Here Blanchot inadvertently adds another text to the concept of Language as a Virus from Outer Space in as much as language passes through people in which it finds its “nodes” as a germ, or a microbe; as Tristan Tzara once wrote: "DADA is a virgin microbe that insinuates itself with the insistence of air into all the spaces that reason hasn't been able to fill with words or conventions”. Tzara was another artist like Duchamp and Joyce whose texts became the something their contents vouched for as total form, as “a process with no subject”, artists who shared a certain common mood of apocalyptic desperation, disillusion, and readiness for change and risk in the early decades of the 20th Century. Tzara like other moderns privileged Symbolism as an anti-historical umbrella under which his writing mode could be developed.

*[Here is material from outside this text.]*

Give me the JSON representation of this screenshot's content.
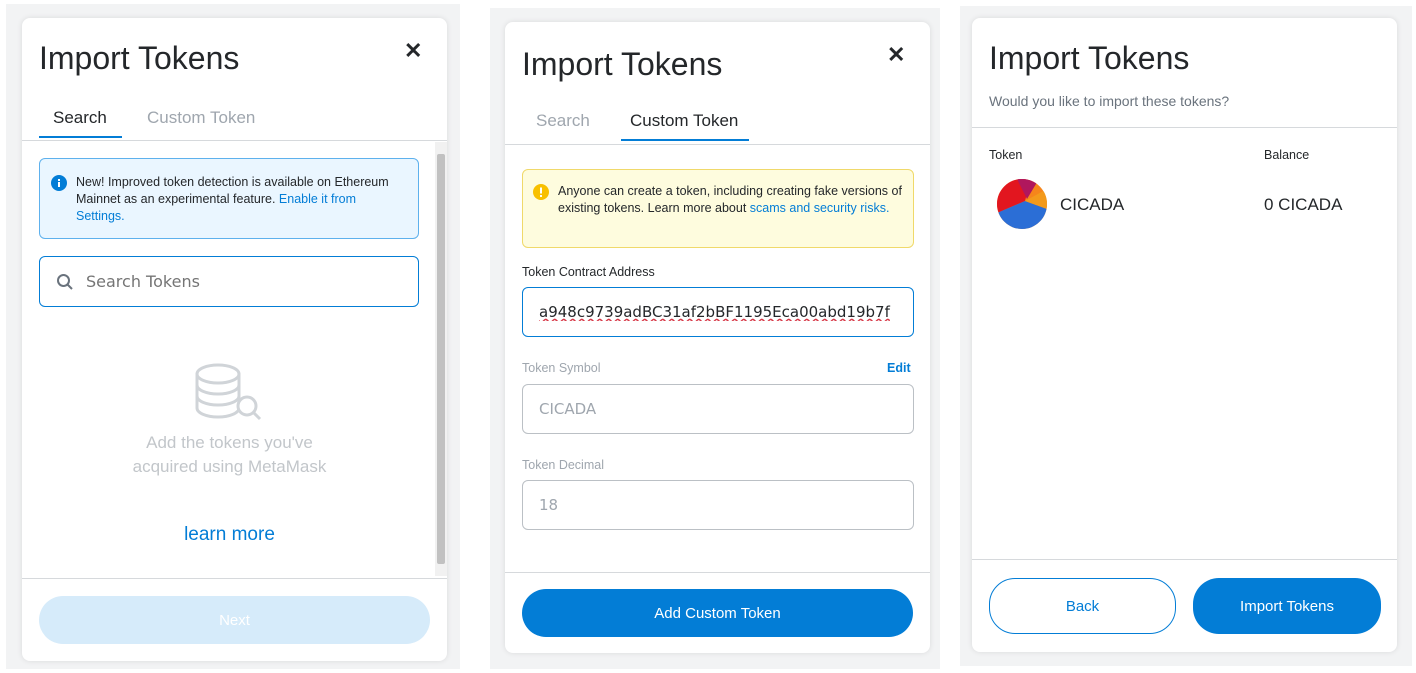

have had the privilege of passing my images and essays as they were made past two people I deem to have been important in the formation of my work through the Internet: Phil and Mark Coates. These are my Shem and my Shaun of Reading Joyce Reading Duchamp on the www. What they understand is the problem of art and writing as a form developing by the means of the Internet and as a Website, and their encouragement through direct help has been of an inestimable value to me in getting my work in progress even to this stage.

As Mark has shown me several times the effect of writing for an Internet Site is wholly different to writing for or through any other publishing medium, and to this extent the previous site dedicated to this work was an exceptional learning experience that led me to the conclusion that my work in its content and its form was indeed in great part the outcome of beginning to “think” in the mode of a technologist -in a chronically untutored and therefore naïve and even clinging sense of asking for support.

John Cage the American composer and friend of Duchamp and an engineer of some of the most fascinating texts on Joyce’s Finnegans Wake, in a moment of unconscious Symbolist wit, once advised people, possibly artists, not to try to improve the world since this would only make matters worse – with which I wholeheartedly agree hence, as a matter of course, my interest not only in Joyce and Duchamp (though they symbolize the cutting edge of this site and my work that will be lifted onto it): but also figures like Marcel Proust, Samuel Beckett, Michel Leiris, Søren Kierkegaard, George Bataille (and the home of Tel Quel), Maurice Blanchot, Philippe Sollers, Paul Valéry, Martin Heidegger, Louis-Rene Des Forêts, Jacques Derrida, Gilles Deleuze, Louis Armand, Sam Slote, Darren Tofts, Jean-Michel Rabaté, and many other thinkers on Joyce and his vast project of writing the world (as opposed, lets say, to “righting the world”.

The writings of Friedrich Nietzsche have always been a source of encouragement to me first as a painter and then as a lecturer and an individual who is trying his damnedest to bring to his art the sensation of having merely done the best he can to engage with the problem of Art and Language, Poetry, Music and Philosophy inside, as it were, and also outside of History. There being several ways in which to translate the above sentiment it remains open to visitors to read my Images and Texts slowly: reading slowly is a skill of truly huge importance in allowing the work to work as a community of Letters and also as a Coagulation of Images.

BackgroundBackground resources On Donald TheallNotes for Visual Studies on JJ and MDAbsorption in Finnegans Wake and the GlassMultiplicityEssay for the James Joyce Conference 2009The James Joyce Symposium, Prague 2010